TERRITORIAL CONTROLAs for speed, so for territory and communication. What territories do we have access to now that are utterly new? How can new speeds of movement and perception gain us access to those territories? What new forms of information can we transmit and receive? What are the technologies for control and representation? What models can we look to?
One paradigmatic example of invention and logic is Lewis Carroll's Alice in Wonderland, which we'll study together with excerpts from Deleuze's book Logic of Sense, which is an extended meditation on sense using Carroll's writings as a counterpoint.
An example from the world of biology is the Mantis Shrimp. This remarkable creature has trinocular eyesight and can see ten times as many colors as a human; in fact, it can see circularly polarized light. However, it does even more than this: its remarkable eyesight is accompanied by incredible physical speed. It is the second fastest animal alive, and can accelerate its claws at 23 m/s. Of course, it looks quite beautiful as well; hence we can use it as a fine case study for morphology and form. Yet the shape of the animal has little to do with its abilities to see, or to move its claws. Relation and potential are hidden systems in this overall systemic envelope.
COMMUNICATION NETWORKS: who communicates with whom?The relationship between reading a territory, studying protocols for interactivity with its contents and potential for transformation of the same, are the creative sets which are to be extracted from the game models we will study. Contemporary network technology offers us many remarkable examples in locative media, such as BrightKite, Google Earth, Photosynth, or Dopplr; and we can look to other paradigms for urban engagement, from Jodorowsky's Panic Theater, to the cacerolozo protests in Argentina or the smart mob, to understand what new modalities of communication are relevant for us as designers.
From Research to Concept to Design- Project PHASESThe studio has been set up so that the development of a theory platform- or more accurately, a platform for research, thinking and designing- informs the act of design itself, and includes a critical investigation of the overall themes of the studio, an identification of sites, and writing the project program.
PHASE 1: The first half of the semester students will team up in groups of 3-5, and research the overall themes of speed, territory, and communication, as they are relevant to a near future redefinition of architecture, urbanism, and infrastructure. An intensive study of precedent will inform this research as well- covering texts, films, and architectural/urban examples. Teams will produce a pdf document summarizing their work, developing a position on the themes, and identifying global sites that are critical to their thinking. The midterm deliverables will include a 'program brief' developed by each team that will serve as a design project brief in the second half of the semester.

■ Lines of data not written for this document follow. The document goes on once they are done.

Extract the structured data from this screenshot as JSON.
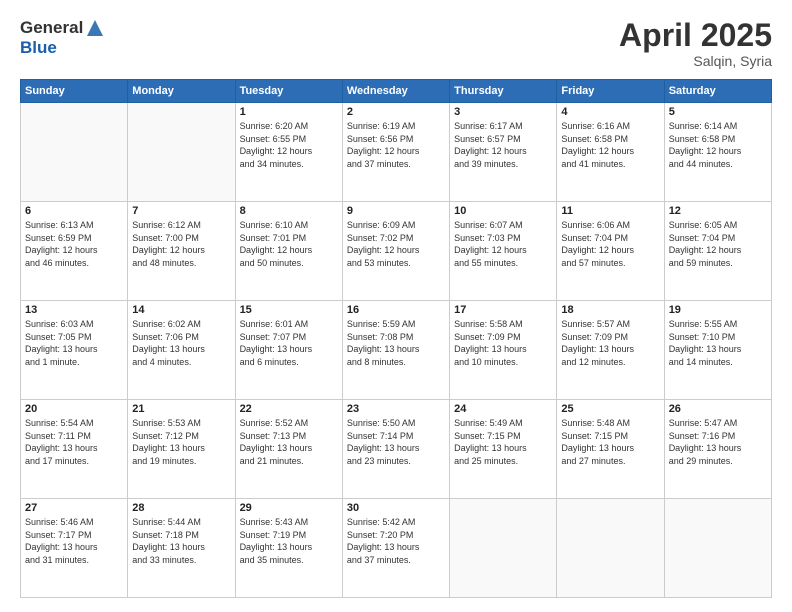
{
  "header": {
    "logo_line1": "General",
    "logo_line2": "Blue",
    "title": "April 2025",
    "location": "Salqin, Syria"
  },
  "weekdays": [
    "Sunday",
    "Monday",
    "Tuesday",
    "Wednesday",
    "Thursday",
    "Friday",
    "Saturday"
  ],
  "weeks": [
    [
      {
        "day": "",
        "info": ""
      },
      {
        "day": "",
        "info": ""
      },
      {
        "day": "1",
        "info": "Sunrise: 6:20 AM\nSunset: 6:55 PM\nDaylight: 12 hours\nand 34 minutes."
      },
      {
        "day": "2",
        "info": "Sunrise: 6:19 AM\nSunset: 6:56 PM\nDaylight: 12 hours\nand 37 minutes."
      },
      {
        "day": "3",
        "info": "Sunrise: 6:17 AM\nSunset: 6:57 PM\nDaylight: 12 hours\nand 39 minutes."
      },
      {
        "day": "4",
        "info": "Sunrise: 6:16 AM\nSunset: 6:58 PM\nDaylight: 12 hours\nand 41 minutes."
      },
      {
        "day": "5",
        "info": "Sunrise: 6:14 AM\nSunset: 6:58 PM\nDaylight: 12 hours\nand 44 minutes."
      }
    ],
    [
      {
        "day": "6",
        "info": "Sunrise: 6:13 AM\nSunset: 6:59 PM\nDaylight: 12 hours\nand 46 minutes."
      },
      {
        "day": "7",
        "info": "Sunrise: 6:12 AM\nSunset: 7:00 PM\nDaylight: 12 hours\nand 48 minutes."
      },
      {
        "day": "8",
        "info": "Sunrise: 6:10 AM\nSunset: 7:01 PM\nDaylight: 12 hours\nand 50 minutes."
      },
      {
        "day": "9",
        "info": "Sunrise: 6:09 AM\nSunset: 7:02 PM\nDaylight: 12 hours\nand 53 minutes."
      },
      {
        "day": "10",
        "info": "Sunrise: 6:07 AM\nSunset: 7:03 PM\nDaylight: 12 hours\nand 55 minutes."
      },
      {
        "day": "11",
        "info": "Sunrise: 6:06 AM\nSunset: 7:04 PM\nDaylight: 12 hours\nand 57 minutes."
      },
      {
        "day": "12",
        "info": "Sunrise: 6:05 AM\nSunset: 7:04 PM\nDaylight: 12 hours\nand 59 minutes."
      }
    ],
    [
      {
        "day": "13",
        "info": "Sunrise: 6:03 AM\nSunset: 7:05 PM\nDaylight: 13 hours\nand 1 minute."
      },
      {
        "day": "14",
        "info": "Sunrise: 6:02 AM\nSunset: 7:06 PM\nDaylight: 13 hours\nand 4 minutes."
      },
      {
        "day": "15",
        "info": "Sunrise: 6:01 AM\nSunset: 7:07 PM\nDaylight: 13 hours\nand 6 minutes."
      },
      {
        "day": "16",
        "info": "Sunrise: 5:59 AM\nSunset: 7:08 PM\nDaylight: 13 hours\nand 8 minutes."
      },
      {
        "day": "17",
        "info": "Sunrise: 5:58 AM\nSunset: 7:09 PM\nDaylight: 13 hours\nand 10 minutes."
      },
      {
        "day": "18",
        "info": "Sunrise: 5:57 AM\nSunset: 7:09 PM\nDaylight: 13 hours\nand 12 minutes."
      },
      {
        "day": "19",
        "info": "Sunrise: 5:55 AM\nSunset: 7:10 PM\nDaylight: 13 hours\nand 14 minutes."
      }
    ],
    [
      {
        "day": "20",
        "info": "Sunrise: 5:54 AM\nSunset: 7:11 PM\nDaylight: 13 hours\nand 17 minutes."
      },
      {
        "day": "21",
        "info": "Sunrise: 5:53 AM\nSunset: 7:12 PM\nDaylight: 13 hours\nand 19 minutes."
      },
      {
        "day": "22",
        "info": "Sunrise: 5:52 AM\nSunset: 7:13 PM\nDaylight: 13 hours\nand 21 minutes."
      },
      {
        "day": "23",
        "info": "Sunrise: 5:50 AM\nSunset: 7:14 PM\nDaylight: 13 hours\nand 23 minutes."
      },
      {
        "day": "24",
        "info": "Sunrise: 5:49 AM\nSunset: 7:15 PM\nDaylight: 13 hours\nand 25 minutes."
      },
      {
        "day": "25",
        "info": "Sunrise: 5:48 AM\nSunset: 7:15 PM\nDaylight: 13 hours\nand 27 minutes."
      },
      {
        "day": "26",
        "info": "Sunrise: 5:47 AM\nSunset: 7:16 PM\nDaylight: 13 hours\nand 29 minutes."
      }
    ],
    [
      {
        "day": "27",
        "info": "Sunrise: 5:46 AM\nSunset: 7:17 PM\nDaylight: 13 hours\nand 31 minutes."
      },
      {
        "day": "28",
        "info": "Sunrise: 5:44 AM\nSunset: 7:18 PM\nDaylight: 13 hours\nand 33 minutes."
      },
      {
        "day": "29",
        "info": "Sunrise: 5:43 AM\nSunset: 7:19 PM\nDaylight: 13 hours\nand 35 minutes."
      },
      {
        "day": "30",
        "info": "Sunrise: 5:42 AM\nSunset: 7:20 PM\nDaylight: 13 hours\nand 37 minutes."
      },
      {
        "day": "",
        "info": ""
      },
      {
        "day": "",
        "info": ""
      },
      {
        "day": "",
        "info": ""
      }
    ]
  ]
}
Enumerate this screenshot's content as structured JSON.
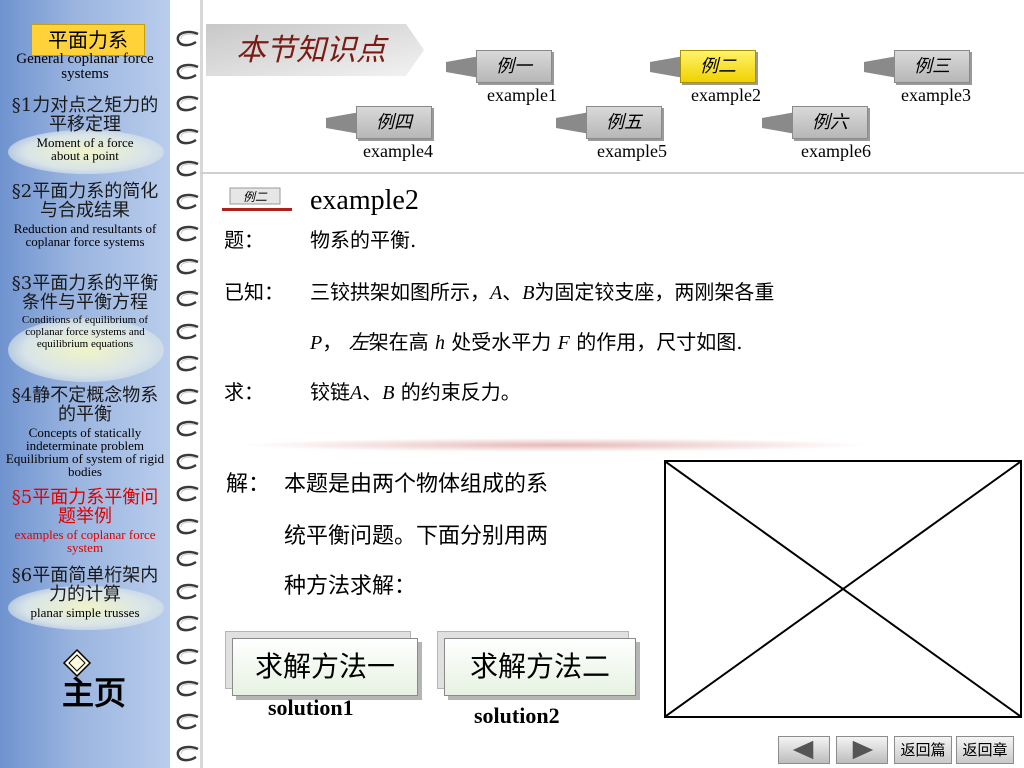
{
  "sidebar": {
    "title": "平面力系",
    "title_en": "General coplanar force systems",
    "items": [
      {
        "cn": "§1力对点之矩力的平移定理",
        "en": "Moment of a force about a point",
        "active": false
      },
      {
        "cn": "§2平面力系的简化与合成结果",
        "en": "Reduction and resultants of coplanar force systems",
        "active": false
      },
      {
        "cn": "§3平面力系的平衡条件与平衡方程",
        "en": "Conditions of equilibrium of coplanar force systems and equilibrium equations",
        "active": false
      },
      {
        "cn": "§4静不定概念物系的平衡",
        "en": "Concepts of statically indeterminate problem Equilibrium of system of rigid bodies",
        "active": false
      },
      {
        "cn": "§5平面力系平衡问题举例",
        "en": "examples of coplanar force system",
        "active": true
      },
      {
        "cn": "§6平面简单桁架内力的计算",
        "en": "planar simple trusses",
        "active": false
      }
    ],
    "home_label": "主页"
  },
  "header": {
    "logo_text": "本节知识点",
    "examples": [
      {
        "cn": "例一",
        "en": "example1",
        "active": false
      },
      {
        "cn": "例二",
        "en": "example2",
        "active": true
      },
      {
        "cn": "例三",
        "en": "example3",
        "active": false
      },
      {
        "cn": "例四",
        "en": "example4",
        "active": false
      },
      {
        "cn": "例五",
        "en": "example5",
        "active": false
      },
      {
        "cn": "例六",
        "en": "example6",
        "active": false
      }
    ]
  },
  "problem": {
    "icon_text": "例二",
    "title": "example2",
    "q_label": "题：",
    "q_text": "物系的平衡.",
    "given_label": "已知：",
    "given_line1_a": "三铰拱架如图所示，",
    "given_line1_A": "A",
    "given_line1_sep": "、",
    "given_line1_B": "B",
    "given_line1_b": "为固定铰支座，两刚架各重",
    "given_line2_P": "P",
    "given_line2_a": "，",
    "given_line2_b": "左",
    "given_line2_c": "架在高",
    "given_line2_h": "h",
    "given_line2_d": "处受水平力",
    "given_line2_F": "F",
    "given_line2_e": "的作用，尺寸如图.",
    "find_label": "求：",
    "find_a": "铰链",
    "find_A": "A",
    "find_sep": "、",
    "find_B": "B",
    "find_b": "的约束反力。"
  },
  "solution": {
    "label": "解：",
    "lines": [
      "本题是由两个物体组成的系",
      "统平衡问题。下面分别用两",
      "种方法求解："
    ],
    "method1": "求解方法一",
    "method1_en": "solution1",
    "method2": "求解方法二",
    "method2_en": "solution2"
  },
  "bottom_nav": {
    "return_chapter": "返回篇",
    "return_section": "返回章"
  },
  "colors": {
    "sidebar": "#9bb5e0",
    "active_text": "#e00000",
    "active_button": "#f0d200"
  }
}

PHASE 2: Design projects will be developed from the program briefs written during PHASE 1 research. Students may continue to work in teams or split into individual project design. Deliverables for PHASE 2 will include a typical range of design studio project documents, customized according to the needs of each project. Each project will have an individual website or BLOG, and the work will be summarized in a pdf dossier.